— Exercise brief —
What is expected is a word-for-word copy of all the entries.

|---|

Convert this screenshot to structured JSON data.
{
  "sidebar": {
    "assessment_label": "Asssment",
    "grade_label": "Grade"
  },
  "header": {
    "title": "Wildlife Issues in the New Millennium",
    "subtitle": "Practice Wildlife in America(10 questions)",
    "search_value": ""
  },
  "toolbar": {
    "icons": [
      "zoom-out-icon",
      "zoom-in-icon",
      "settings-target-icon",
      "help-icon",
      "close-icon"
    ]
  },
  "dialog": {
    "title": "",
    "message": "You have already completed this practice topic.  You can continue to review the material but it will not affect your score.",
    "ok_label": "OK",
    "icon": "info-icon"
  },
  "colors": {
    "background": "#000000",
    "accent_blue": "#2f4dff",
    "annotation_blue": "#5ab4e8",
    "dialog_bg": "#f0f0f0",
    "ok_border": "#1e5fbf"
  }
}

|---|

— Response to the task —
Convert this screenshot to structured JSON data.
{
  "sidebar": {
    "assessment_label": "Asssment",
    "grade_label": "Grade"
  },
  "header": {
    "title": "Wildlife Issues in the New Millennium",
    "subtitle": "Practice Wildlife in America(10 questions)",
    "search_value": ""
  },
  "toolbar": {
    "icons": [
      "zoom-out-icon",
      "zoom-in-icon",
      "settings-target-icon",
      "help-icon",
      "close-icon"
    ]
  },
  "dialog": {
    "title": "",
    "message": "You have already completed this practice topic.  You can continue to review the material but it will not affect your score.",
    "ok_label": "OK",
    "icon": "info-icon"
  },
  "colors": {
    "background": "#000000",
    "accent_blue": "#2f4dff",
    "annotation_blue": "#5ab4e8",
    "dialog_bg": "#f0f0f0",
    "ok_border": "#1e5fbf"
  }
}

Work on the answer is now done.